A couple of weeks ago, I asked what you, as a fellow freelancer, most wanted to read about. Here is the first post in reply to the suggestions from Cookies & Java which were: “I’d like to read more about your experiences with growth and how you’ve handled moving up the client ladder. When/How to drop low value clients, how to communicate and justify rate increases.”
Experiences with growth
As a freelancer copywriter (and previously freelance PR person), my growth is limited to the number of hours I can work in a week, as I choose not to employ anyone.
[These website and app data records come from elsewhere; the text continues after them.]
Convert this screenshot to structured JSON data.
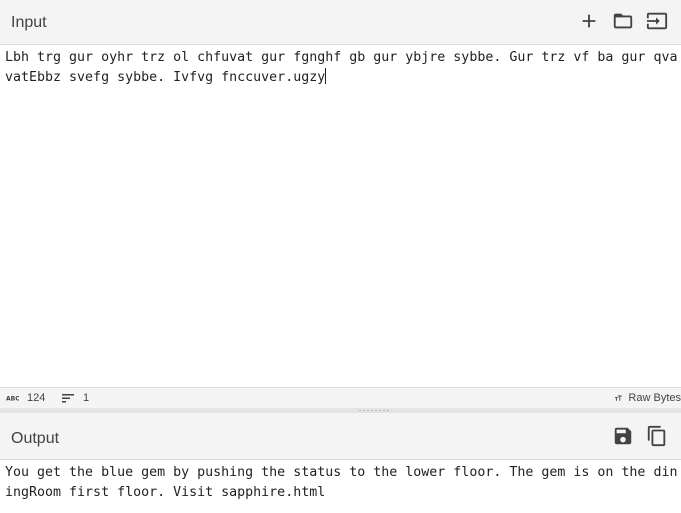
{
  "input": {
    "title": "Input",
    "text": "Lbh trg gur oyhr trz ol chfuvat gur fgnghf gb gur ybjre sybbe. Gur trz vf ba gur qvavatEbbz svefg sybbe. Ivfvg fnccuver.ugzy",
    "buttons": {
      "add_icon": "plus-icon",
      "open_icon": "folder-icon",
      "import_icon": "import-icon"
    }
  },
  "status": {
    "length": "124",
    "lines": "1",
    "encoding": "Raw Bytes"
  },
  "output": {
    "title": "Output",
    "text": "You get the blue gem by pushing the status to the lower floor. The gem is on the diningRoom first floor. Visit sapphire.html",
    "buttons": {
      "save_icon": "save-icon",
      "copy_icon": "copy-icon"
    }
  }
}
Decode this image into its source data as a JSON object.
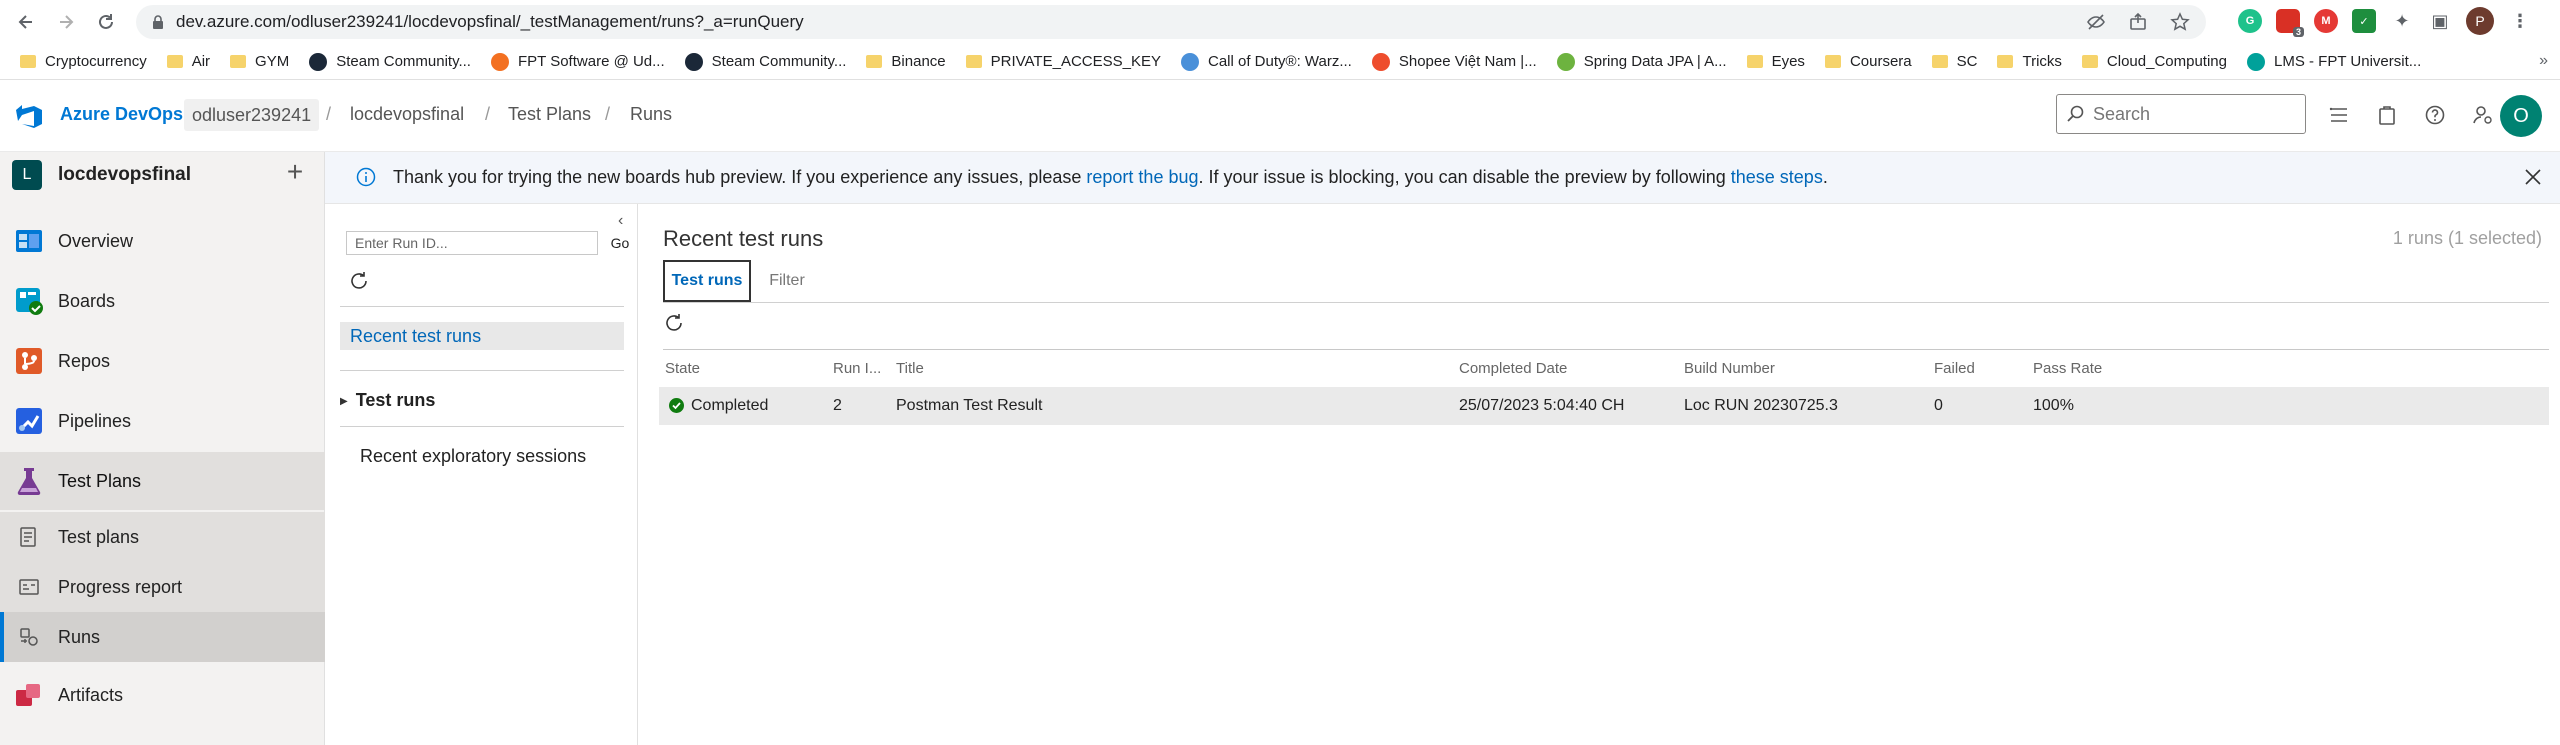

As I mentioned in My Freelance Story, when I started freelancing for PR agencies, I pretty well filled my time straightaway and I kept it that way by ensuring I maintained a steady level of marketing activity.
When I left PR and moved across to copywriting, once again, I quickly got work and, in fact, my first year as a copywriter was one of my best ever. (Lots of marketing in the form of mailshots and cold calling.) When I have too much work to handle, I call in the help of other copywriters to help me out.
Moving up the client ladder
On the subject of ‘moving up the client ladder’ – by this I guess Cookies & Java means starting with small clients and then moving on to work with larger ones. As I target web and graphic design agencies rather than end clients, this isn’t all that relevant in my case. The agencies that need freelance writers are small to medium in size – the larger ones have their own in-house writers. However, I’d be interested to hear how you have moved up the client ladder.
When/How to drop low value clients
I haven’t yet dropped any client on the grounds that they don’t give me work of high value. One particular client I have in mind may give me a day’s work or two every so often. That doesn’t sound a huge amount but I’ve worked with them for many years and when you add it all up, it’s quite high value. I also enjoy the work I do for them.
How to communicate and justify rate increases
When I put my rates up, I tend to tell clients by email. So far, I haven’t had anyone complain. I justify my increases my saying I’m putting them up in line with inflation. (Which is true.) I’d be interested to hear how often you put up your rates and how you let clients know.
More replies to your suggestions in a future post….